The following article is adapted from reprinted from the M&A Tax Report, Vol. 7, No. 10, May 1999, Panel Publishers, New York, NY.
RETAINING STOCK AFTER A SPINOFF
By Robert W. Wood, San Francisco
For a spinoff to qualify for tax-free treatment the distributing corporation must distribute either all of the stock and securities it owns in the controlled corporation or an amount of stock of the controlled corporation that represents control. In the latter case, it must establish to the IRS' satisfaction that the retention of controlled corporation stock and/or securities (and options and warrants constitute securities for this purpose) is not part of a plan that has tax avoidance as one of its principal purposes.
It is generally difficult to justify such a retention of stock. Indeed, the regulations contain the ominous statement that ordinarily, the business purpose for the distribution will require the distribution of all stock and securities. See Reg. §1.355-2(e)(2).
Some Retentions OK
Nevertheless, in Rev. Rul. 75-321, the IRS permitted a retention of 5% of the controlled corporation's stock in a case in which 11 of the shareholders of the distributing corporation each owned between 1% and 5% of its stock. Collectively, these 11 shareholders owned 25% of the stock. The reason the IRS approved this was that the retention had an independent business purpose—to provide collateral for short-term financing for the distributing corporation's other businesses.
Perhaps more important, due to the dispersion in ownership of the distributing corporation's stock, the stock retention by the distributing corporation was not sufficiently large to enable the distributing corporation to maintain practical control of the controlled corporation.
The IRS has indicated in recent years, that it will entertain rulings on retentions by widely held distributing corporations. See Rev. Proc. 96-30. For example, the Service suggested rulings may be appropriate where:
There is a business purpose for the retention,
The retained stock or securities will be disposed of as soon as possible (i.e., as soon as the business purpose for such retention is accomplished) but, in any event, no later than five years after the date of the spinoff,
None of the parent's directors or officers will also serve in a similar capacity with the subsidiary, and
The retained stock is voted in the same proportions as the "public vote."
If these conditions are met, the parent would appear by definition not to be able to maintain the prohibited "practical control" of the distributed corporation.
Recent Letter Ruling
In Letter Ruling 9909027, both the parent and the subsidiary needed equity capital to fund the growth of their respective businesses.
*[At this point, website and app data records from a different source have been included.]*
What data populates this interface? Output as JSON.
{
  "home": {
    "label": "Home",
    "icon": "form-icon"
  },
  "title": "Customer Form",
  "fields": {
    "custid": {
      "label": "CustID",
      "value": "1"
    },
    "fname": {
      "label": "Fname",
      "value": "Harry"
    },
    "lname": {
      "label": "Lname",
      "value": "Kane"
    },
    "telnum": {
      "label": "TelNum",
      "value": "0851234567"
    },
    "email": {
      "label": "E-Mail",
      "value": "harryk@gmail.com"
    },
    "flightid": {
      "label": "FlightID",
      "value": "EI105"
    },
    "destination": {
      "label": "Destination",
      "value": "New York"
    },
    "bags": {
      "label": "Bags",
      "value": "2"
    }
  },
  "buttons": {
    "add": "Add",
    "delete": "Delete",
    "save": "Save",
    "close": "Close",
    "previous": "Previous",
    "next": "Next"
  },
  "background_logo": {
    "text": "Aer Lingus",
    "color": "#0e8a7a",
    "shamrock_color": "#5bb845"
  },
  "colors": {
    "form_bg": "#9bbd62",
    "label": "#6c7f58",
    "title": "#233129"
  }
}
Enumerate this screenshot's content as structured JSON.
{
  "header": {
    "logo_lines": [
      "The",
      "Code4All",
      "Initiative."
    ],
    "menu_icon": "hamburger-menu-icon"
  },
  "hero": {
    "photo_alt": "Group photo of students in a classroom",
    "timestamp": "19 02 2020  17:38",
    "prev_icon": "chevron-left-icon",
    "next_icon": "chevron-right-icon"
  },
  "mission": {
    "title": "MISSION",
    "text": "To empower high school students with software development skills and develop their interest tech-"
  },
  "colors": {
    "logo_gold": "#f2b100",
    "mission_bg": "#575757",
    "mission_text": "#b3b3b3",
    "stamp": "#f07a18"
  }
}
They were advised that the "most efficient means" of accomplishing that goal involved a spinoff, followed by an IPO of stock of the controlled corporation. In response to this advice, the parent distributed 80% of the subsidiary's stock to its shareholders and retained the balance of its holdings—it was further advised by its bankers that retaining such stock would lower its cost of raising equity capital.
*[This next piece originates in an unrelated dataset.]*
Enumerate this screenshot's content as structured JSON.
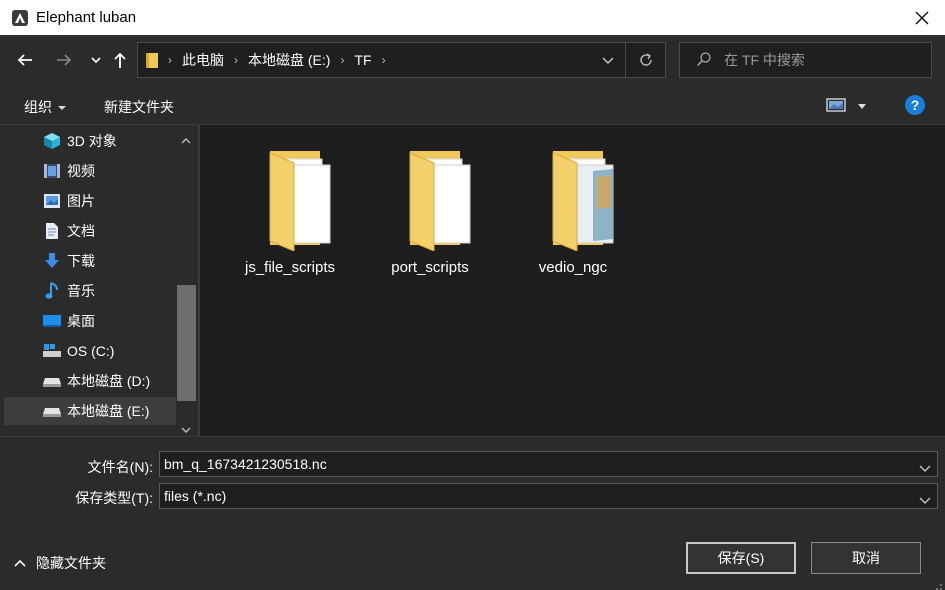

Once the spinoff takes place, the subsidiary will consummate an initial public offering, and the parent will sell its retained stock. The parent will make the sale in the offering or shortly thereafter, but in any event, no later than five years following the distribution. The taxpayer promised to comply with the aforementioned ruling conditions. Plus, as in Rev. Rul. 75-321, the taxpayer articulated a valid business purpose for the retention. The result was a favorable ruling for a spinoff that involves a stock retention.
Jumping thorugh these hoops is not exactly easy. At the same time, with authority such as Letter Ruling 9909027, we may see more of this kind of spin with a stock retention by the distributing corporation in the future.
Retaining Stock After a Spinoff, Vol. 7, No. 10, M&A Tax Report (May 1999), p. 1.